Fig. 4 SEM showing organic-rich sediment layers (pale grey) dominated by Azolla, alternating with biosilica-rich layers (dark grey) containing siliceous microfossils (in this case dominantly chrysophyte cysts) (Brinkhuis et al., 2006).
remains have not only been found in the Eocene Arctic Ocean, but as well in numerous settings in adjacent Nordic seas (Fig.5), where it was recognized by commercial oil and gas industries. Due to confidential reasons, however, it has never been published (Brinkhuis et al.,
2006). In our research study we like to investigate the dimension of this phenomenon and its palaeoecological and oceanographical implications.
Fig.5 The geographical distribution of the Azolla pulse in the early Eocene Arctic basin and in adjacent Nordic seas. The stars indicate the locations where the Azolla pulse was reported (Brinkhuis et al., 2006).
AIM OF THE STUDY

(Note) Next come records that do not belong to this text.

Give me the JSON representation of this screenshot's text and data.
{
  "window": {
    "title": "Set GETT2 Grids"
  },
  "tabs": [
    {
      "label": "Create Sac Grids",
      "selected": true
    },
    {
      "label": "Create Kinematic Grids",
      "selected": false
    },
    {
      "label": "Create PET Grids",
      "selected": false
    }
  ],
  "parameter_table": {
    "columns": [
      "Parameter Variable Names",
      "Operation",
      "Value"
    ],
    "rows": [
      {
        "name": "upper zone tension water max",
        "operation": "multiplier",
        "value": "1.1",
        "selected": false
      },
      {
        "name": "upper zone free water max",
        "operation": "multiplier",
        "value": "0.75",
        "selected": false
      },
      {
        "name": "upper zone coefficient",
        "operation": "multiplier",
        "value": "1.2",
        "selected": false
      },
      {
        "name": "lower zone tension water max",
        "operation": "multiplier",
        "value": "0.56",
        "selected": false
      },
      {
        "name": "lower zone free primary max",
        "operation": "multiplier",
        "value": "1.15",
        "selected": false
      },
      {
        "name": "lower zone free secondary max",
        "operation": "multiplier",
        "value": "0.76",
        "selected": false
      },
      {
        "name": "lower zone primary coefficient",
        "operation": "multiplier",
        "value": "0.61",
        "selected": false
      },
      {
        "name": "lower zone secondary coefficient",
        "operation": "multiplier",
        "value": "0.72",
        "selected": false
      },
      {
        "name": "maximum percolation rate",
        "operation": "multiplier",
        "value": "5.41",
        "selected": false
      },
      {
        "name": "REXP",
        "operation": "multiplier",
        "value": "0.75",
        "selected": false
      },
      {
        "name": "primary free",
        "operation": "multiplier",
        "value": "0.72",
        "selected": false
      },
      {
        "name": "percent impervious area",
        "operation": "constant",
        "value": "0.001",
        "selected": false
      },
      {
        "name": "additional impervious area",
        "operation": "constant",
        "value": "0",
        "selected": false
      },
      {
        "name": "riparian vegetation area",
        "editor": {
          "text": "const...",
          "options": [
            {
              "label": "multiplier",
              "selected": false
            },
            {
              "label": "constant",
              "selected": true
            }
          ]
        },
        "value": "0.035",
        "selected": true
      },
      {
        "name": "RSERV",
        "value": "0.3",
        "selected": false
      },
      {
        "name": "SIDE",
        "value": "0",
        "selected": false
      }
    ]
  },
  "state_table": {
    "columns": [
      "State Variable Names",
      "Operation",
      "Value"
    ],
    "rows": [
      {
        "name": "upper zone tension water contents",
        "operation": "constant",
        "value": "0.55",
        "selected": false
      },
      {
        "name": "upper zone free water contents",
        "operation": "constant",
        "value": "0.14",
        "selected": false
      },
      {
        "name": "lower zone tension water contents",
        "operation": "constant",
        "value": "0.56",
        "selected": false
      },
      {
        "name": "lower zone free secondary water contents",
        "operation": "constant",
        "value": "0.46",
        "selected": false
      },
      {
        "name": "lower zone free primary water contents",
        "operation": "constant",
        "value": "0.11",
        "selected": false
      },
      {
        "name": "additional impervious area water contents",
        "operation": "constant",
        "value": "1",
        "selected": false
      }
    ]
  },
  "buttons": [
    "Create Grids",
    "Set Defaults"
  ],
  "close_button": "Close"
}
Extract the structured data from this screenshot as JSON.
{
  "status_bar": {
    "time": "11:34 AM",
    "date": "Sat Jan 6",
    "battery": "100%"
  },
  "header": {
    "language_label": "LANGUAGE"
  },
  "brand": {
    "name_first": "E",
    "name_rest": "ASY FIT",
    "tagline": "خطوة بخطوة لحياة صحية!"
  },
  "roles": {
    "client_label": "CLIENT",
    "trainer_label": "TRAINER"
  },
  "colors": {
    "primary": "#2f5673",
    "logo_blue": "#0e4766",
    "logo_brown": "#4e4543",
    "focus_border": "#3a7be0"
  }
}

One main objective of our study is to establish a detailed geographical distribution map of the Eocene Azolla occurrences. Besides gathering already available occurrence data, we seek to collect sediment material from a broad geographical range including outcrop samples e.g. from Denmark and possibly Canada and sediments from numerous Nordic Sea locations. These sediments will then be analyzed for Azolla remains and other palynomorphs. So far it is believed that these Eocene Azolla pulses at the different locations can all be ascribed to the one big pulse in the Arctic. From there huge numbers of Azolla spores are thought to have been transported into adjacent geographical regions through episodic fresh-water spills (Brinkhuis et al., 2006). The palynological analysis of these sediments and the taxonomical identification of the Azolla remains (SEM and TEM of microspore massulae and megaspore apparatuses) will show whether this assumption is correct.
High-resolution studies of the ACEX-sediments will hopefully give us more insights into the environmental conditions in the Eocene Arctic Ocean that gave rise to the sudden onset and termination of the Azolla pulse and its cyclic occurrence on an annual/seasonal scale, as well as on a 100 kyrs scale.
Backman et al., 2006. Proceedings of the Integrated Ocean Drilling Program, Volume 302: Edinburgh (Integrated Ocean Drilling Program Management International, Inc.).
Barron et al., 1989. The hydrologic cycle: A major variable during Earth history. Global and Planetary Change 1, 157-174.
Brinkhuis et al., 2006. Episodic fresh surface waters in the Eocene Arctic Ocean. Nature 441: 606-609.